Joining me on the panel were a number of experts on fashion and the economy including Professor Swati Dhingra (Associate Professor of Economics at LSE), Dr Simon Usherwood (Deputy Director at UK In A Changing Europe, the leading Brexit think-tank), Hari Prabu (Policy and Events Officer at the Creative Industries Federation) and Katharine Hamnett CBE.
Here are some of the key issues raised during the evening to illuminate what’s in store for fashion with the UK set to leave the European Union*.
From mess up to dress up
Ms Hamnett gave the keynote speech, which decried Brexit but equally promoted the creativity and quality associated with the British fashion industry. She discussed how unique dressing-up boxes are to the UK and how this starts the creative process at a very young age. She was, however, very concerned that the uncertainty of Brexit would see ‘brand Britain’ greatly devalued.
Long-term questions remain
The Question Time-style questions to the panel which followed covered all kinds of concerns from across the fashion industry including visas, free movement of people, telephone and data roaming charges, equality and diversity legislation and initiatives, taxation, GDPR and IP protection.
For many of the legal issues, the answer (following the obvious “it’s not yet clear…”) lies in the Withdrawal Act of 2018, which confirms that all law will remain the same in the UK post-Brexit — at least until or unless Parliament specifies otherwise. While this provides some short-term reassurance of predictability, there’s no way of knowing long-term how political, economic and social pressures will affect the law.

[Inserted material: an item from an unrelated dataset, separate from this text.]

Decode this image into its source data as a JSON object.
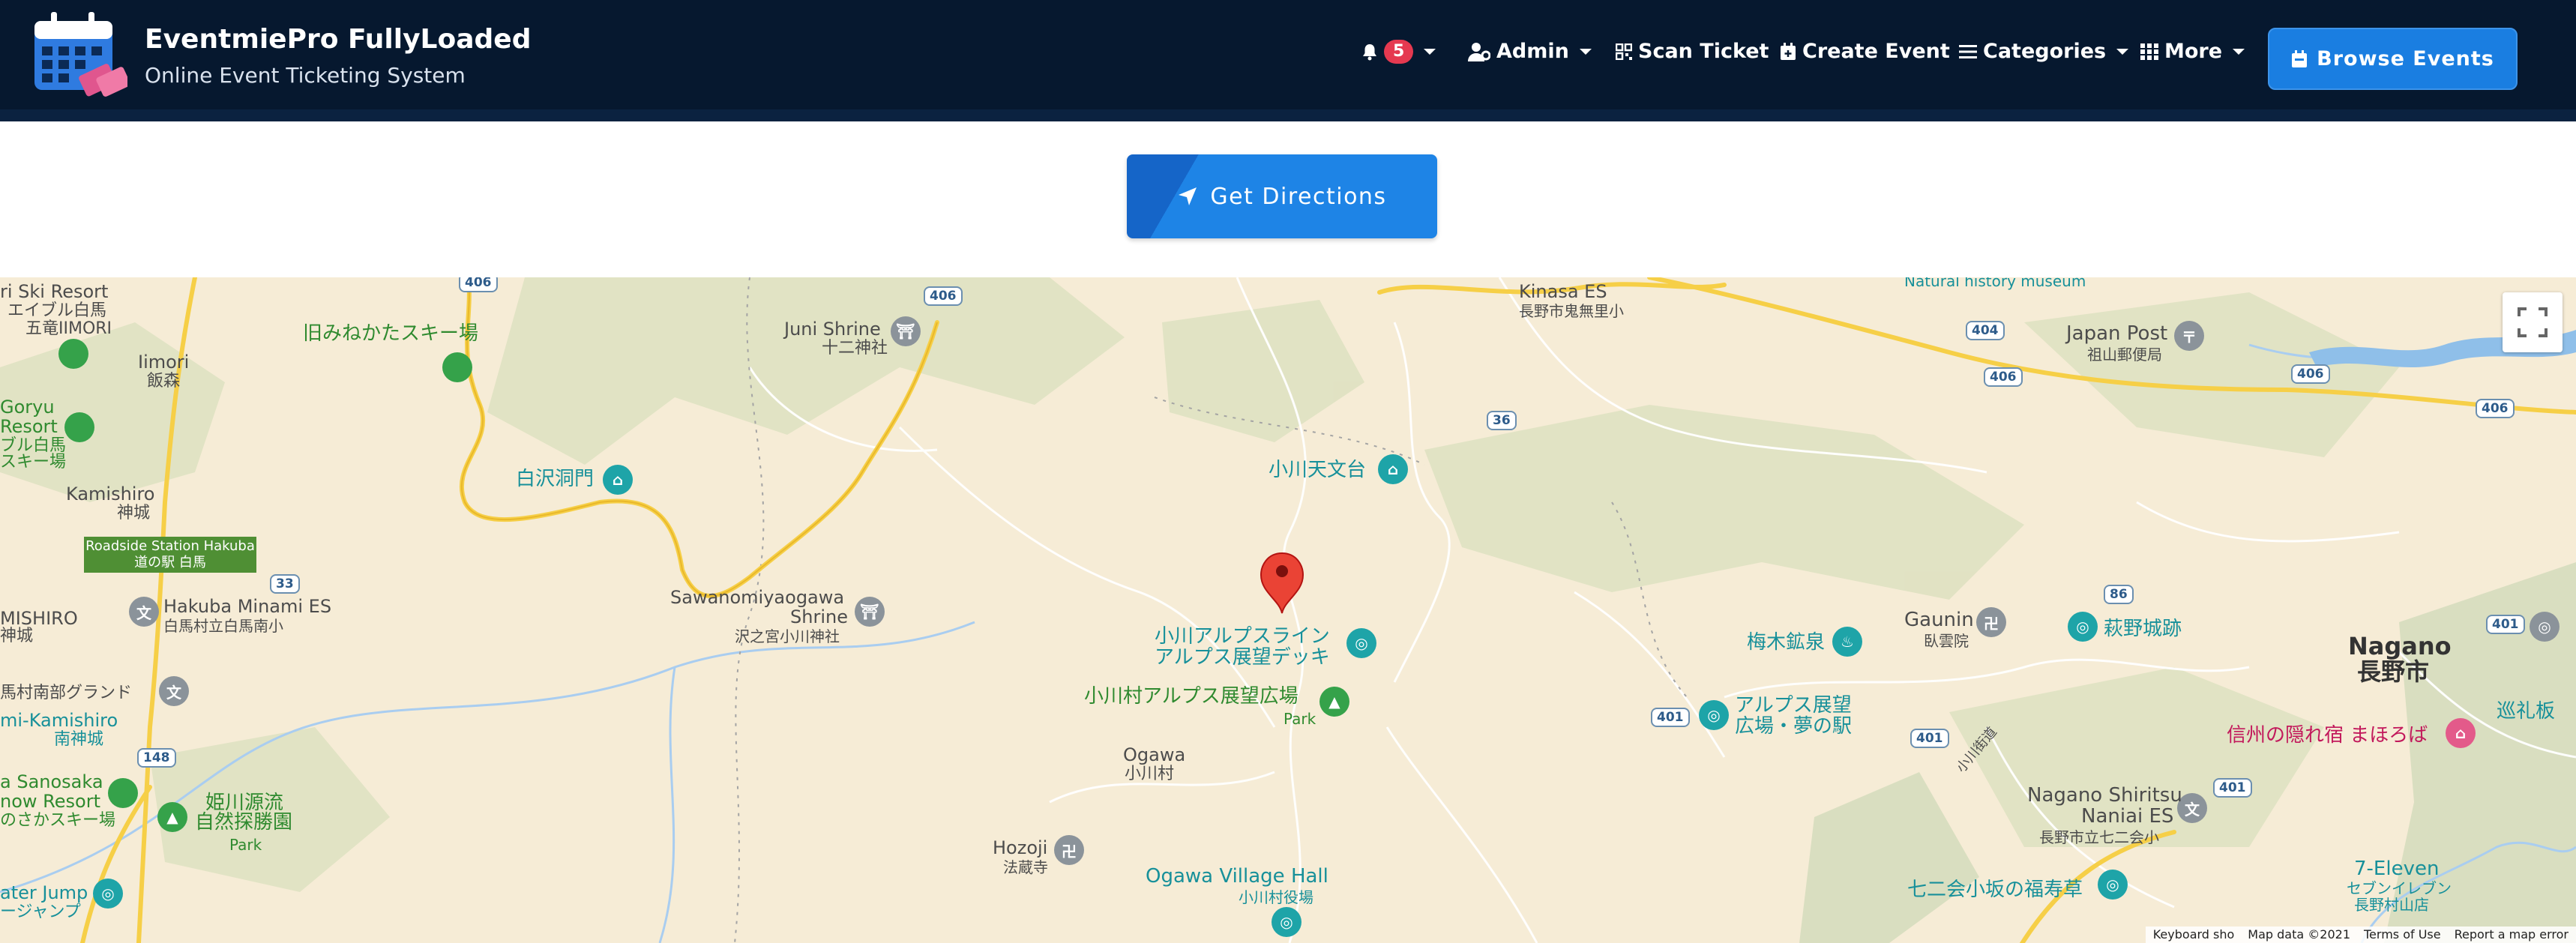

Professor Dhingra listed factors which significantly affect the fashion industry and which will be exacerbated by Brexit, including the exchange rate, tariffs, quality standards, lack of movement of people and falling wages per hour. Mr Prabu’s concerns were that difficulties will arise in sourcing the best people for the UK industry on both a part-time or full-time basis if visas and travel restrictions make it difficult to attract and employ anyone outside of the UK.
Potential IP issues
For my part, I outlined the likely added layer of protection (and therefore cost) that could face SMEs which require protection for trade marks and designs in the UK and EU in the future. Furthermore, as the UK legislation and practice on IP diverges further from that of the EU, it’ll be increasingly difficult to advise clients with certainty about EU protection.
Light at the end of the tunnel?
For the audience, which was largely made up of SMEs, the fear of added cost and administrative hassle in every aspect of their business was clear. However, according to the British Fashion Council, UK fashion brand equity is worth £202m each year, which hopefully means that politicians will listen to the industry’s concerns and take appropriate action.
The final question from the floor sought to see if the panel could be any more optimistic and state one positive outcome of Brexit. While there weren’t many, returning to Ms Hamnett’s original point, the UK is renowned for creativity and craftsmanship. Having to focus on our national artisan skills may be a light at the end of the tunnel. Certainly, the timing of London Craft week couldn’t be better!
You can also watch the full Fashion and Brexit Question Time event back here.